"Kupishok: The Memory Stronger" is a 74 page memoir by Stanley
Meyersohn, written in 1980. Meyersohn gives the history of the Jews in Kupiskis, and
describes his search for his relatives from the town. He details the death of the Jewish
community of Kupiskis in the Summer of 1941 at the hands of the specialized German killing
unit, Einsatzkommando 3, (part of Einsatzgruppe A), and their Lithuanian assistants. He
also interviews two Jewish survivors from Kupiskis, both now living in Israel. The book
includes three maps and several photos.
A number of
Kupiskis families are mentioned in the book, including
Meyersohn's relatives the Tubers and the Polins. Other family names mentioned include
Trapido, Glazer, Shapiro, Reznikovith, Resnikoff, Gershuni, Ash, Shusterman,
Levinson, Ginsburg and Traub.
An Excerpt from
Kupishok: The Memory Stronger (Chapter Two)
Kupishok (in Lithuanian, Kupiskis) is an old town in northeastern
Lithuania, situated between the Levuo River and its left tributary, the Kupa, which curves
from the east to the south of town. About two kilometers south of Kupishok is a station on
the railway which runs from the city of Ponevezh (Panevezys) northeast to the border with
Latvia, about 70 kilometers from Kupishok, and then east across the Russian border. Still
farther south somewhat, beyond the railway line, is the Shepata peat bogs. Surrounding the
town is thick forest and farm lands, interspersed with tiny church-villages and
Historical sources mention Kupishok from 1510 onwards; Jewish settlement
began more than 300 years ago, evidenced by grave markers in the Jewish cemeteries dated
in the seventeenth century. The first member of the Trapido family came to Kupishok from
Holland in 1816, and the Polin family was already there. In the eighteenth century the
town and the surrounding area belonged to the Tyzenhaus (Tiesenhausen) family of magnates
and later to the Prince Czartoryski. In 1817 its population was 3,742 of which 2,661 were
Jews. During World War 1, in May 1915, most of the Jews left Kupishok to become war
refugees, and only part of them returned there after the war.

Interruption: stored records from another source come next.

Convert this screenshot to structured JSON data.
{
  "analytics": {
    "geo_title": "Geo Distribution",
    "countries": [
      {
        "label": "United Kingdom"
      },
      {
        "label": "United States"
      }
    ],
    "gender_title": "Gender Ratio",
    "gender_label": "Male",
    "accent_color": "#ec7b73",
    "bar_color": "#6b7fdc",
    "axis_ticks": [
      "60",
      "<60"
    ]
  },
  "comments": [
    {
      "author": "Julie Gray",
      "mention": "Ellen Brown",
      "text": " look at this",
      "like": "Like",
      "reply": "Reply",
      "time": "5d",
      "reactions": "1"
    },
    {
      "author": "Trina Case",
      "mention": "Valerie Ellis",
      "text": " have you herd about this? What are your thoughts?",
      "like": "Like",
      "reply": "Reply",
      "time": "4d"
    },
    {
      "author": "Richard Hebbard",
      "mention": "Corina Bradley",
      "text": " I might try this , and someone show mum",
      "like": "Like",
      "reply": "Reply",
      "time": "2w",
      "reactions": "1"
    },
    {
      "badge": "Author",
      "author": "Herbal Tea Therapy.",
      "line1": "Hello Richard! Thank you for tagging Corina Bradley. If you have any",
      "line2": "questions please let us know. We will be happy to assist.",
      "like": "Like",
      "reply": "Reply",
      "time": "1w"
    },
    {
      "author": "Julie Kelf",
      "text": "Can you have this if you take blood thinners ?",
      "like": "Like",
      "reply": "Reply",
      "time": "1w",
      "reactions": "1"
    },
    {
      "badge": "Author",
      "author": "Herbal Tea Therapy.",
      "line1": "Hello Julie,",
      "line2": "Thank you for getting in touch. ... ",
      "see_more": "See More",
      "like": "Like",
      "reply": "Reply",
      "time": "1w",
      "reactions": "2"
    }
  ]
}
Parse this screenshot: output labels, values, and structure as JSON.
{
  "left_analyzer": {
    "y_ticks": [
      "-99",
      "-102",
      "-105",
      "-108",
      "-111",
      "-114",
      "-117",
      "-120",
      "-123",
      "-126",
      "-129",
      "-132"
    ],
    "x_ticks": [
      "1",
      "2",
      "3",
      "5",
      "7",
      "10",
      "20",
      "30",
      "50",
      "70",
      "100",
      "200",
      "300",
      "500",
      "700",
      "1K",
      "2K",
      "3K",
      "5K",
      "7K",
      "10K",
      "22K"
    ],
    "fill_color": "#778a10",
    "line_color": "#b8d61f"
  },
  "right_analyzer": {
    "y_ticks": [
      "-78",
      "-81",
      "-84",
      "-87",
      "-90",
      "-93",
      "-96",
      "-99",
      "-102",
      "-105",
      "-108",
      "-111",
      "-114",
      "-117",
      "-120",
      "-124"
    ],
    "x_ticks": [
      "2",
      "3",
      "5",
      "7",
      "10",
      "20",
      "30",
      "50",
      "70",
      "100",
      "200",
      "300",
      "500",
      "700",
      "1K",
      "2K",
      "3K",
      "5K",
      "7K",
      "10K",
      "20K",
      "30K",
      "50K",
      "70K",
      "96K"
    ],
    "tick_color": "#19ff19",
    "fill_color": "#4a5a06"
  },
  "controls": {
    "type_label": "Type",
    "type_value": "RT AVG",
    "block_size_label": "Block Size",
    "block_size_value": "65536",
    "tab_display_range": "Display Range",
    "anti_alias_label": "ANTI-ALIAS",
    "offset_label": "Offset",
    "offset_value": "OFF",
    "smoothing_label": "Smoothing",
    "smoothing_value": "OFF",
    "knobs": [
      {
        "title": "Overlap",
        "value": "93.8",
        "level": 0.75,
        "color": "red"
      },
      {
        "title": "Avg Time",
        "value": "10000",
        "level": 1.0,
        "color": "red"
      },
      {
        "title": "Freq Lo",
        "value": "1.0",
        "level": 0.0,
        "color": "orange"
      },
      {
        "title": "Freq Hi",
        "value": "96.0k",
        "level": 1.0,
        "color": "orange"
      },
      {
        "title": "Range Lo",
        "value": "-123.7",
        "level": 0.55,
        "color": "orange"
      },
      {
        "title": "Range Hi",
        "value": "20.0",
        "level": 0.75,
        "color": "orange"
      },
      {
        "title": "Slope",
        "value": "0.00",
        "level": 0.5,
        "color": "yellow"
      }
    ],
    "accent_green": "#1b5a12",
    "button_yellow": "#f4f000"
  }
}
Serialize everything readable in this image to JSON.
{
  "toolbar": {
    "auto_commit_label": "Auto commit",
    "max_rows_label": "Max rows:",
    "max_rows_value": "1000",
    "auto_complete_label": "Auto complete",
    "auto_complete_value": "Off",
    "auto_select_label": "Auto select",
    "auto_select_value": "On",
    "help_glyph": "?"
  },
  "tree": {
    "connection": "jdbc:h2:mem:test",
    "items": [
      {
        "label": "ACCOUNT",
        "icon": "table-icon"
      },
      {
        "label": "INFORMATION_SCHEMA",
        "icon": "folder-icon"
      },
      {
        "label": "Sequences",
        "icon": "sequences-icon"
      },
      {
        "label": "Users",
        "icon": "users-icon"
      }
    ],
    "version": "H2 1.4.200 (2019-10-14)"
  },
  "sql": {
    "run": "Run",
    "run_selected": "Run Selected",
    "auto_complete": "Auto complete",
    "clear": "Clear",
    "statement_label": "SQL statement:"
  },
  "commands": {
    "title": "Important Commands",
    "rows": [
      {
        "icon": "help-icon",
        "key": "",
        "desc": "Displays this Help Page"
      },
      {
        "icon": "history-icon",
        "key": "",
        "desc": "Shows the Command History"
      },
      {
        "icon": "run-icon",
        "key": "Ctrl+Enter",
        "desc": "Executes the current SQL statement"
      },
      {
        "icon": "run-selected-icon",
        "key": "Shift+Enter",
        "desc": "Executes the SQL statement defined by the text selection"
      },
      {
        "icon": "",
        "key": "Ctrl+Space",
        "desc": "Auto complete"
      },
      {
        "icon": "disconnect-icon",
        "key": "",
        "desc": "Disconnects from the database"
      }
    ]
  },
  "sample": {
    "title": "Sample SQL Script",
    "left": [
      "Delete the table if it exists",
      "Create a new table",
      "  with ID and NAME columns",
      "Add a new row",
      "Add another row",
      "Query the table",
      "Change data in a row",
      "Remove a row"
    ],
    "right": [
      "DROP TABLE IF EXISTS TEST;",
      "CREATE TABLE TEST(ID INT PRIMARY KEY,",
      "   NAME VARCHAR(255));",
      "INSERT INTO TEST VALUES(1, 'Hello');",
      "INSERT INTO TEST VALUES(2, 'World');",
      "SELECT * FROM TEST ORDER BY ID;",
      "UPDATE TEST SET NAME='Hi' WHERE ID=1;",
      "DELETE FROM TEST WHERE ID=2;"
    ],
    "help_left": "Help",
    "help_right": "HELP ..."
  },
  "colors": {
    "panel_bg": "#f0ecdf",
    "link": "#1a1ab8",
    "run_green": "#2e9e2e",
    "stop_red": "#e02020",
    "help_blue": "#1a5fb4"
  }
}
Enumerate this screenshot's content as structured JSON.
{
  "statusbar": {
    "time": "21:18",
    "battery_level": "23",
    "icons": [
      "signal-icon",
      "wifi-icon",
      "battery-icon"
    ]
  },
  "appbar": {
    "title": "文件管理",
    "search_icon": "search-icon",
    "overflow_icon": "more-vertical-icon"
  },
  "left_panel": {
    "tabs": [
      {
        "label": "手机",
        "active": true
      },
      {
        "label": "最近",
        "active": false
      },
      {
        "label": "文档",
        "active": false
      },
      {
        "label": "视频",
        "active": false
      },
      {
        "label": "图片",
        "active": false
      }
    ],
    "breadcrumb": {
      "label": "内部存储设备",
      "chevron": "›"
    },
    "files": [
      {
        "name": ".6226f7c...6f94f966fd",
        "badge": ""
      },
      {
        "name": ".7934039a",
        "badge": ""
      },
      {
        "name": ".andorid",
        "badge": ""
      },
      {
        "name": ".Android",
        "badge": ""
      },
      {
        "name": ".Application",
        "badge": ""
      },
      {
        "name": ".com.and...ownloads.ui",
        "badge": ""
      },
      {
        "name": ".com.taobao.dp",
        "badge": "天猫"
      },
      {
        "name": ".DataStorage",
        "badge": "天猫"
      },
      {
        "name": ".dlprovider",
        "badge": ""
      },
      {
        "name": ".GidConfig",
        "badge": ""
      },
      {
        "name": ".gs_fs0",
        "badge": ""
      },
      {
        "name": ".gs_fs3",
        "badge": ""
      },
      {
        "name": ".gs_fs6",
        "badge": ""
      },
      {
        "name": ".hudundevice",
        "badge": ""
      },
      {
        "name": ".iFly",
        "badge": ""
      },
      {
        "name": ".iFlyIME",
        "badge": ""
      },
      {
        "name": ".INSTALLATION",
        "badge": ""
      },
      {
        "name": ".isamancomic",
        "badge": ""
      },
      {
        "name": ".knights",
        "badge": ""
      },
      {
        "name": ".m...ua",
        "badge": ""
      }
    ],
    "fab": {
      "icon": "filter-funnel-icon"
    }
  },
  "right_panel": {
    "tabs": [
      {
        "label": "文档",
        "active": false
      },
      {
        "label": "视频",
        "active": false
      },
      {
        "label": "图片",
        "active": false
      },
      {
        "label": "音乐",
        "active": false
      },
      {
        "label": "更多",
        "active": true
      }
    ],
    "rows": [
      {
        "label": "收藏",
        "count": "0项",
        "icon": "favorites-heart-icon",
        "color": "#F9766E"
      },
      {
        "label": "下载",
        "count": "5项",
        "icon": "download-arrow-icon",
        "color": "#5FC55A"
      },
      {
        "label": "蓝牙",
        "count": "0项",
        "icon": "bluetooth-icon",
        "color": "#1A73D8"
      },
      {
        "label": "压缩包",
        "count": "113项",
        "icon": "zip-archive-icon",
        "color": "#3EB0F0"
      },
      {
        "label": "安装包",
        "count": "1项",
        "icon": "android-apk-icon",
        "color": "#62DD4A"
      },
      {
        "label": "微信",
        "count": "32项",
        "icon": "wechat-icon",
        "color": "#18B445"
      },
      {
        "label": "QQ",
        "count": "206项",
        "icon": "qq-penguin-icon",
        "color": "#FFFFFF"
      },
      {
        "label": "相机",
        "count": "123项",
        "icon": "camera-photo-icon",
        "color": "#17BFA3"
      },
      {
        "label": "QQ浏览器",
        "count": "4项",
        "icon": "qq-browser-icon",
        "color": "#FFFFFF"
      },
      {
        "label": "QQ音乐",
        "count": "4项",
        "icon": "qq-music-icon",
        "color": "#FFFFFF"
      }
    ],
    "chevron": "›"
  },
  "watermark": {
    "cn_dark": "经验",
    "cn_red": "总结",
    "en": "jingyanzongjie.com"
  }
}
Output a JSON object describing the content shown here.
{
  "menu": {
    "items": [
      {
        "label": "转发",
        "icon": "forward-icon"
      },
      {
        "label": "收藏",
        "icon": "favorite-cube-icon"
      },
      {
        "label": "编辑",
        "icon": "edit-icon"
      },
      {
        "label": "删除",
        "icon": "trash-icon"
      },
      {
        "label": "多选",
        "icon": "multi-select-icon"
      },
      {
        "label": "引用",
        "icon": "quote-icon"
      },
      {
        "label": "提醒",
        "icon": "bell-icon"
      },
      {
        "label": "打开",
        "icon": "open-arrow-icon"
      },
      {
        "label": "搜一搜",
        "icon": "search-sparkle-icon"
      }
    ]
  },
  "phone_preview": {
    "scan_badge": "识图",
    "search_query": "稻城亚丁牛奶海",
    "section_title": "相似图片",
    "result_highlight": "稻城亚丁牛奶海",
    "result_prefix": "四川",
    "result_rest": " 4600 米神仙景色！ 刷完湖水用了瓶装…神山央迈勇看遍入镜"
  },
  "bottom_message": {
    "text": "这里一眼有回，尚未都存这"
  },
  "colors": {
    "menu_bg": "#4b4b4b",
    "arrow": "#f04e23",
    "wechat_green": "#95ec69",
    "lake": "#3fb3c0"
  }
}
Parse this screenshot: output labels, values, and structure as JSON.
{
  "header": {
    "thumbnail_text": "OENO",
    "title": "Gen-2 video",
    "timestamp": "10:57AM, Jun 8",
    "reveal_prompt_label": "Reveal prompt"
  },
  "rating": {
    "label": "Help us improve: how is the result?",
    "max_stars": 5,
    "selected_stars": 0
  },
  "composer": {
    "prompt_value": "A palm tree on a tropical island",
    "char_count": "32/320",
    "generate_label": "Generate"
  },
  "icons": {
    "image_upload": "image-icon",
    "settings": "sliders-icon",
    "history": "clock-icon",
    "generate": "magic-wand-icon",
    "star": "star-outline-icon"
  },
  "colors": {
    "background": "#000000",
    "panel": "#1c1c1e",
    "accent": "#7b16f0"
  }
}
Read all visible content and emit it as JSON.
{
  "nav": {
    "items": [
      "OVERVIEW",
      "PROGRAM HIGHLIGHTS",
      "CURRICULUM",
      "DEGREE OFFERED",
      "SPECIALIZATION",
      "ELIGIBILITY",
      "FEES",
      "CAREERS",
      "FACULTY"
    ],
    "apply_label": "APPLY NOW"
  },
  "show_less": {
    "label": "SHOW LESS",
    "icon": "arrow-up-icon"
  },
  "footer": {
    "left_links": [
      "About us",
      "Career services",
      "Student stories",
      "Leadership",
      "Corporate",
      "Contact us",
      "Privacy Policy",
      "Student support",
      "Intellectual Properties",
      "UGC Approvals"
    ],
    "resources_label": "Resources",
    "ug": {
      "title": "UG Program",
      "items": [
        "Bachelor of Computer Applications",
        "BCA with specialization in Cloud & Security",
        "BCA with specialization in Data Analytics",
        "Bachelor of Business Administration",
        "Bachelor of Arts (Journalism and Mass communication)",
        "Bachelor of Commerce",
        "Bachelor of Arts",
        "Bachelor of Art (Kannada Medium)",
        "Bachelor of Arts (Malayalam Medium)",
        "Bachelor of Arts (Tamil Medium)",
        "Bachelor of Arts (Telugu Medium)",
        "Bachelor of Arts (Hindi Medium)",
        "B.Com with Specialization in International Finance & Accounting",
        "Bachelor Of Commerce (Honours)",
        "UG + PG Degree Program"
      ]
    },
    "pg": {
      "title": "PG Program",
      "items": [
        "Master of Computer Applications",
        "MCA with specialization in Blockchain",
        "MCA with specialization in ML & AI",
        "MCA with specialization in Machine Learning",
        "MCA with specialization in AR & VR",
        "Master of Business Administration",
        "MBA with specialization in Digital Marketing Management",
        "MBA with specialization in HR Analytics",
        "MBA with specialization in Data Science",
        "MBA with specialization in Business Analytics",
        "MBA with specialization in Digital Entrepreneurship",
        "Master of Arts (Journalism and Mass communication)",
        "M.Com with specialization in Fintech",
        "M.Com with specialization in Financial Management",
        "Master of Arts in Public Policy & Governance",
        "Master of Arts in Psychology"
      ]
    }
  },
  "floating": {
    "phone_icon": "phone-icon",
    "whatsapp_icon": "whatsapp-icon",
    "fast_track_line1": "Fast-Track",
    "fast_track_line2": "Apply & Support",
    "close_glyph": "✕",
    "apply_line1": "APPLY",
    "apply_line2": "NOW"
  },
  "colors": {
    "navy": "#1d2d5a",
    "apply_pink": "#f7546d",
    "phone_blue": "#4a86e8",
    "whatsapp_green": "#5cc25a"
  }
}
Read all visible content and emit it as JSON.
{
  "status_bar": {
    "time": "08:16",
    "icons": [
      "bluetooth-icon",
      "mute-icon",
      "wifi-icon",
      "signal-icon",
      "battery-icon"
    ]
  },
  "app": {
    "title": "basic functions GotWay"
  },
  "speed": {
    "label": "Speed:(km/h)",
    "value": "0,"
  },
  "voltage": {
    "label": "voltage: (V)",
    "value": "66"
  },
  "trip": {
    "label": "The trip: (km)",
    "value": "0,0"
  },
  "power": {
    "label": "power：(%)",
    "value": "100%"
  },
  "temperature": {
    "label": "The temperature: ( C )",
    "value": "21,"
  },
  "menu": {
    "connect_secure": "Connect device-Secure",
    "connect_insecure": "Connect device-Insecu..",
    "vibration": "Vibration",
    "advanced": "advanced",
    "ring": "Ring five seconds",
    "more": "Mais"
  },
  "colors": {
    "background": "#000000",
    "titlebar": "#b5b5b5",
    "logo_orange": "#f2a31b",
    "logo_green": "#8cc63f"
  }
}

During the ensuing years
many of the Jewish youth emigrated to South Africa and to Eretz Israel.
Nevertheless, by 1941 about 3,500 -- perhaps 4,000 -- people lived in
Kupishok including 400 families of Jews who lived mainly in the center of the town and
approximately an equal number of Christians who lived in the area surrounding the core.
Relations between the two groups had always been peaceful; there is no historical record
of a pogrom there until June - July, 1941.
Kupishok was one of the few towns in Lithuania with a considerable
community of Hasidim. There were two officiating rabbis in 1941, the Hasid, Rabbi Israel
Noah Khatzkevitz, and the Mitnagid, Rabbi Zalman Pertzovsky. The community had three
synagogues, a yeshiva, a talmud torah, and three schools (Yavneh, Tarbut and a Yiddish
school). Many of the Jewish children attended the secular Lithuanian high school (the
gymnasia) and the public school for lower grades.
In the center of Kupishok was the
Turgahs, the Market Place, and from it
radiated the main streets. The street north was Tifle Gahs (Church Street) on which stood
the Church of the Assumption of the Blessed Virgin Mary, built by King Sigismund
South from the Market Place ran Bahn Gahs (Train Street), also called officially Gediminas
Street after the fourteenth century King of Lithuania. A small bridge carried the Bahn
Gahs over the Kupa and to the train station. On this street was the city hall and the town
jail, very near to the Kupa before the bridge, the houses of the Polin, Shavel and
Sneierson families. The Sneierson house, at number 49 Gedeminas, was across the street
from the city hall. Nearby was a small hotel or inn, the Viesbutis. On the east side of
town, on the other side of the Kupa not far from the Hasidic cemetery, was a small
barracks (kazarmis) and firehouse. Adjoining the Market Place at the northwest was the
area of the synagogues next to which was a small street, Pozarna Gahs which ran the short
distance from Matuliones Gahs to Vilna Gahs. Pozarna Gahs became the temporary ghetto for
a few weeks in the summer of 1941.
Reprinted with the kind permission of the author.